• _PROMPT_
Can you output the records below exactly as they are written?

App and web page records:

------

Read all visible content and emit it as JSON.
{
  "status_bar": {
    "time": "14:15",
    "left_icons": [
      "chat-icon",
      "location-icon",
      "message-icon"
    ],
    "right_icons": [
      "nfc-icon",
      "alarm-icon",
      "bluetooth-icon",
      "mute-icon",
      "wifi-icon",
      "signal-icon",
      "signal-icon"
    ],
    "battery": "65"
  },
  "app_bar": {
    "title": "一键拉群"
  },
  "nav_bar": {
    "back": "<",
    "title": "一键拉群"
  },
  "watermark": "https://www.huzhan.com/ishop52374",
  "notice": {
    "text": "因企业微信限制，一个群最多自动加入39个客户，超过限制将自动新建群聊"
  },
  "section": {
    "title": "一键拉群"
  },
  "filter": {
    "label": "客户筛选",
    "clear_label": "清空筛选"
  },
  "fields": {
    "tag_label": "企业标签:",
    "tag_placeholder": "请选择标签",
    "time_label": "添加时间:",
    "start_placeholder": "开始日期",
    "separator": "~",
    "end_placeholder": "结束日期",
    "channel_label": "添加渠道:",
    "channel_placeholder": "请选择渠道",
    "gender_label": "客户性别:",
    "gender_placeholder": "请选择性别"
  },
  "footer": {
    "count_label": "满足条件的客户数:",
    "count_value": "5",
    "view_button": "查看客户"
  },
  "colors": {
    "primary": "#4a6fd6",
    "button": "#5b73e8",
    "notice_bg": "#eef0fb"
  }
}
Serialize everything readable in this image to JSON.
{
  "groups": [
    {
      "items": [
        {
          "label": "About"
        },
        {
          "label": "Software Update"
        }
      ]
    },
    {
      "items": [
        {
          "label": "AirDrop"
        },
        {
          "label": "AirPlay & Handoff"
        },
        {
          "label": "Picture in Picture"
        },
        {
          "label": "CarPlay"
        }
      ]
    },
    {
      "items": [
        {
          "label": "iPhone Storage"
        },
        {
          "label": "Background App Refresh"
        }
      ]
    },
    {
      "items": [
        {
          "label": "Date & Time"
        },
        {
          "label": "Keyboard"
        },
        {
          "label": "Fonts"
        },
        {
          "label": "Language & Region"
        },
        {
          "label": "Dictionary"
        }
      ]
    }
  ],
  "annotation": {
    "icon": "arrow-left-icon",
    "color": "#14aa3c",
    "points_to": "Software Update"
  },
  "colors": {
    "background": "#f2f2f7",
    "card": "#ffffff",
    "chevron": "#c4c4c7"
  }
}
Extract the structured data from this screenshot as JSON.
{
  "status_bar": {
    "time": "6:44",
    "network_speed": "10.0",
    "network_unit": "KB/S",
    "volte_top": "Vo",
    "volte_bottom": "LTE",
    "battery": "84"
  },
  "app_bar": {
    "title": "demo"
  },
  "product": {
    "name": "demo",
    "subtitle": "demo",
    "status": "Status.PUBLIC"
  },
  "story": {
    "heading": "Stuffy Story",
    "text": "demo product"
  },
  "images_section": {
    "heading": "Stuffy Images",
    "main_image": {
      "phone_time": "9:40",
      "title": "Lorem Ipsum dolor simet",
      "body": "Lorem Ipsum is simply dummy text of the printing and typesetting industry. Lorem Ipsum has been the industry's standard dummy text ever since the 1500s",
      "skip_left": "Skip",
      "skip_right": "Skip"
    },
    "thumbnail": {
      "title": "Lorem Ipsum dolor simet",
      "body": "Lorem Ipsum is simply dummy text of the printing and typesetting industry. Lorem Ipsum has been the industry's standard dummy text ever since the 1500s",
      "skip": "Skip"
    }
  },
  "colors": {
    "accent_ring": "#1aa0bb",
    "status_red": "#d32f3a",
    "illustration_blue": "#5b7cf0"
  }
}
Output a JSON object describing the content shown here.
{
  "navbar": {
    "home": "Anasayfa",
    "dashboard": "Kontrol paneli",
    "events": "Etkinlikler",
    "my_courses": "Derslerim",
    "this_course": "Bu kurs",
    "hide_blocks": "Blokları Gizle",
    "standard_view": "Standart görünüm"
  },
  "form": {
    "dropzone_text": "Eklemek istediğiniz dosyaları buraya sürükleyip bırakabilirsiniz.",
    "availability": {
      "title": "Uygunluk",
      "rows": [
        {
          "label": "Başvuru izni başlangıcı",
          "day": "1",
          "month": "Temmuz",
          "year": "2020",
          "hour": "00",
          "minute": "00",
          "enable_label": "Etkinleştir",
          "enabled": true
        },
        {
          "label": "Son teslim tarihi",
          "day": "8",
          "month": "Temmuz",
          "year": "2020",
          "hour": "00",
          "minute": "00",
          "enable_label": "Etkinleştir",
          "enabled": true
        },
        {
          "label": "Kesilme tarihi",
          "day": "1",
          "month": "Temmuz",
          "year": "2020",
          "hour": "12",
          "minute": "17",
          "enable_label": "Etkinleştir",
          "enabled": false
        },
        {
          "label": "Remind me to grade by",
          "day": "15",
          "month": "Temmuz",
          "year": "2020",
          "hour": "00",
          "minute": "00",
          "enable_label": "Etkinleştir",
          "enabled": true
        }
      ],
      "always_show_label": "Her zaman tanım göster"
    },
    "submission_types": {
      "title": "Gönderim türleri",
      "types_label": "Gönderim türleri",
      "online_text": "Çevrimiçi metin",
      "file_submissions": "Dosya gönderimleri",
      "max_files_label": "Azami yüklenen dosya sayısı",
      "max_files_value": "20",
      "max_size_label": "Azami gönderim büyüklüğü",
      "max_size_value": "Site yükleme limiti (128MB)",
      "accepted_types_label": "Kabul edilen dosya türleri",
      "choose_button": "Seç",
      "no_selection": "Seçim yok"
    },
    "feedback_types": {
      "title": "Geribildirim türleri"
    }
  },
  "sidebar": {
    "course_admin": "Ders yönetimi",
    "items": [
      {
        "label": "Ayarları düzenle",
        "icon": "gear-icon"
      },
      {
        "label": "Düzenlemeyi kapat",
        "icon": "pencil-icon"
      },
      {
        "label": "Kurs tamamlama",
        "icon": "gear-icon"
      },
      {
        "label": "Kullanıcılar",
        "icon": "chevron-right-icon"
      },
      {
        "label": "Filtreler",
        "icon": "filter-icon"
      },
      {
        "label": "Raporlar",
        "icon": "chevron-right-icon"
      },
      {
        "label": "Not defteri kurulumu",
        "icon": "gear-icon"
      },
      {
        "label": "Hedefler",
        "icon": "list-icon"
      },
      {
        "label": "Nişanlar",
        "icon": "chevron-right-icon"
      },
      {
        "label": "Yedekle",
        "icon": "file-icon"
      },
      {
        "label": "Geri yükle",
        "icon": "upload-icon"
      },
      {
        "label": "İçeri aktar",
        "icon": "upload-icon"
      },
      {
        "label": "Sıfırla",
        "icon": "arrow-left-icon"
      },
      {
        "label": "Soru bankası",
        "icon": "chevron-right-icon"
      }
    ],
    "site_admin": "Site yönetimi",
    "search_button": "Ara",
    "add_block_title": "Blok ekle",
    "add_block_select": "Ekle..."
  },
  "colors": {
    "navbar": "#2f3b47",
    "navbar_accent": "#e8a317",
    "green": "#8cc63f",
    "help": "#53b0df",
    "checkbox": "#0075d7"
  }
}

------

• _EXERCISE ANSWER_
Read all visible content and emit it as JSON.
{
  "status_bar": {
    "time": "14:15",
    "left_icons": [
      "chat-icon",
      "location-icon",
      "message-icon"
    ],
    "right_icons": [
      "nfc-icon",
      "alarm-icon",
      "bluetooth-icon",
      "mute-icon",
      "wifi-icon",
      "signal-icon",
      "signal-icon"
    ],
    "battery": "65"
  },
  "app_bar": {
    "title": "一键拉群"
  },
  "nav_bar": {
    "back": "<",
    "title": "一键拉群"
  },
  "watermark": "https://www.huzhan.com/ishop52374",
  "notice": {
    "text": "因企业微信限制，一个群最多自动加入39个客户，超过限制将自动新建群聊"
  },
  "section": {
    "title": "一键拉群"
  },
  "filter": {
    "label": "客户筛选",
    "clear_label": "清空筛选"
  },
  "fields": {
    "tag_label": "企业标签:",
    "tag_placeholder": "请选择标签",
    "time_label": "添加时间:",
    "start_placeholder": "开始日期",
    "separator": "~",
    "end_placeholder": "结束日期",
    "channel_label": "添加渠道:",
    "channel_placeholder": "请选择渠道",
    "gender_label": "客户性别:",
    "gender_placeholder": "请选择性别"
  },
  "footer": {
    "count_label": "满足条件的客户数:",
    "count_value": "5",
    "view_button": "查看客户"
  },
  "colors": {
    "primary": "#4a6fd6",
    "button": "#5b73e8",
    "notice_bg": "#eef0fb"
  }
}
Serialize everything readable in this image to JSON.
{
  "groups": [
    {
      "items": [
        {
          "label": "About"
        },
        {
          "label": "Software Update"
        }
      ]
    },
    {
      "items": [
        {
          "label": "AirDrop"
        },
        {
          "label": "AirPlay & Handoff"
        },
        {
          "label": "Picture in Picture"
        },
        {
          "label": "CarPlay"
        }
      ]
    },
    {
      "items": [
        {
          "label": "iPhone Storage"
        },
        {
          "label": "Background App Refresh"
        }
      ]
    },
    {
      "items": [
        {
          "label": "Date & Time"
        },
        {
          "label": "Keyboard"
        },
        {
          "label": "Fonts"
        },
        {
          "label": "Language & Region"
        },
        {
          "label": "Dictionary"
        }
      ]
    }
  ],
  "annotation": {
    "icon": "arrow-left-icon",
    "color": "#14aa3c",
    "points_to": "Software Update"
  },
  "colors": {
    "background": "#f2f2f7",
    "card": "#ffffff",
    "chevron": "#c4c4c7"
  }
}
Extract the structured data from this screenshot as JSON.
{
  "status_bar": {
    "time": "6:44",
    "network_speed": "10.0",
    "network_unit": "KB/S",
    "volte_top": "Vo",
    "volte_bottom": "LTE",
    "battery": "84"
  },
  "app_bar": {
    "title": "demo"
  },
  "product": {
    "name": "demo",
    "subtitle": "demo",
    "status": "Status.PUBLIC"
  },
  "story": {
    "heading": "Stuffy Story",
    "text": "demo product"
  },
  "images_section": {
    "heading": "Stuffy Images",
    "main_image": {
      "phone_time": "9:40",
      "title": "Lorem Ipsum dolor simet",
      "body": "Lorem Ipsum is simply dummy text of the printing and typesetting industry. Lorem Ipsum has been the industry's standard dummy text ever since the 1500s",
      "skip_left": "Skip",
      "skip_right": "Skip"
    },
    "thumbnail": {
      "title": "Lorem Ipsum dolor simet",
      "body": "Lorem Ipsum is simply dummy text of the printing and typesetting industry. Lorem Ipsum has been the industry's standard dummy text ever since the 1500s",
      "skip": "Skip"
    }
  },
  "colors": {
    "accent_ring": "#1aa0bb",
    "status_red": "#d32f3a",
    "illustration_blue": "#5b7cf0"
  }
}
Output a JSON object describing the content shown here.
{
  "navbar": {
    "home": "Anasayfa",
    "dashboard": "Kontrol paneli",
    "events": "Etkinlikler",
    "my_courses": "Derslerim",
    "this_course": "Bu kurs",
    "hide_blocks": "Blokları Gizle",
    "standard_view": "Standart görünüm"
  },
  "form": {
    "dropzone_text": "Eklemek istediğiniz dosyaları buraya sürükleyip bırakabilirsiniz.",
    "availability": {
      "title": "Uygunluk",
      "rows": [
        {
          "label": "Başvuru izni başlangıcı",
          "day": "1",
          "month": "Temmuz",
          "year": "2020",
          "hour": "00",
          "minute": "00",
          "enable_label": "Etkinleştir",
          "enabled": true
        },
        {
          "label": "Son teslim tarihi",
          "day": "8",
          "month": "Temmuz",
          "year": "2020",
          "hour": "00",
          "minute": "00",
          "enable_label": "Etkinleştir",
          "enabled": true
        },
        {
          "label": "Kesilme tarihi",
          "day": "1",
          "month": "Temmuz",
          "year": "2020",
          "hour": "12",
          "minute": "17",
          "enable_label": "Etkinleştir",
          "enabled": false
        },
        {
          "label": "Remind me to grade by",
          "day": "15",
          "month": "Temmuz",
          "year": "2020",
          "hour": "00",
          "minute": "00",
          "enable_label": "Etkinleştir",
          "enabled": true
        }
      ],
      "always_show_label": "Her zaman tanım göster"
    },
    "submission_types": {
      "title": "Gönderim türleri",
      "types_label": "Gönderim türleri",
      "online_text": "Çevrimiçi metin",
      "file_submissions": "Dosya gönderimleri",
      "max_files_label": "Azami yüklenen dosya sayısı",
      "max_files_value": "20",
      "max_size_label": "Azami gönderim büyüklüğü",
      "max_size_value": "Site yükleme limiti (128MB)",
      "accepted_types_label": "Kabul edilen dosya türleri",
      "choose_button": "Seç",
      "no_selection": "Seçim yok"
    },
    "feedback_types": {
      "title": "Geribildirim türleri"
    }
  },
  "sidebar": {
    "course_admin": "Ders yönetimi",
    "items": [
      {
        "label": "Ayarları düzenle",
        "icon": "gear-icon"
      },
      {
        "label": "Düzenlemeyi kapat",
        "icon": "pencil-icon"
      },
      {
        "label": "Kurs tamamlama",
        "icon": "gear-icon"
      },
      {
        "label": "Kullanıcılar",
        "icon": "chevron-right-icon"
      },
      {
        "label": "Filtreler",
        "icon": "filter-icon"
      },
      {
        "label": "Raporlar",
        "icon": "chevron-right-icon"
      },
      {
        "label": "Not defteri kurulumu",
        "icon": "gear-icon"
      },
      {
        "label": "Hedefler",
        "icon": "list-icon"
      },
      {
        "label": "Nişanlar",
        "icon": "chevron-right-icon"
      },
      {
        "label": "Yedekle",
        "icon": "file-icon"
      },
      {
        "label": "Geri yükle",
        "icon": "upload-icon"
      },
      {
        "label": "İçeri aktar",
        "icon": "upload-icon"
      },
      {
        "label": "Sıfırla",
        "icon": "arrow-left-icon"
      },
      {
        "label": "Soru bankası",
        "icon": "chevron-right-icon"
      }
    ],
    "site_admin": "Site yönetimi",
    "search_button": "Ara",
    "add_block_title": "Blok ekle",
    "add_block_select": "Ekle..."
  },
  "colors": {
    "navbar": "#2f3b47",
    "navbar_accent": "#e8a317",
    "green": "#8cc63f",
    "help": "#53b0df",
    "checkbox": "#0075d7"
  }
}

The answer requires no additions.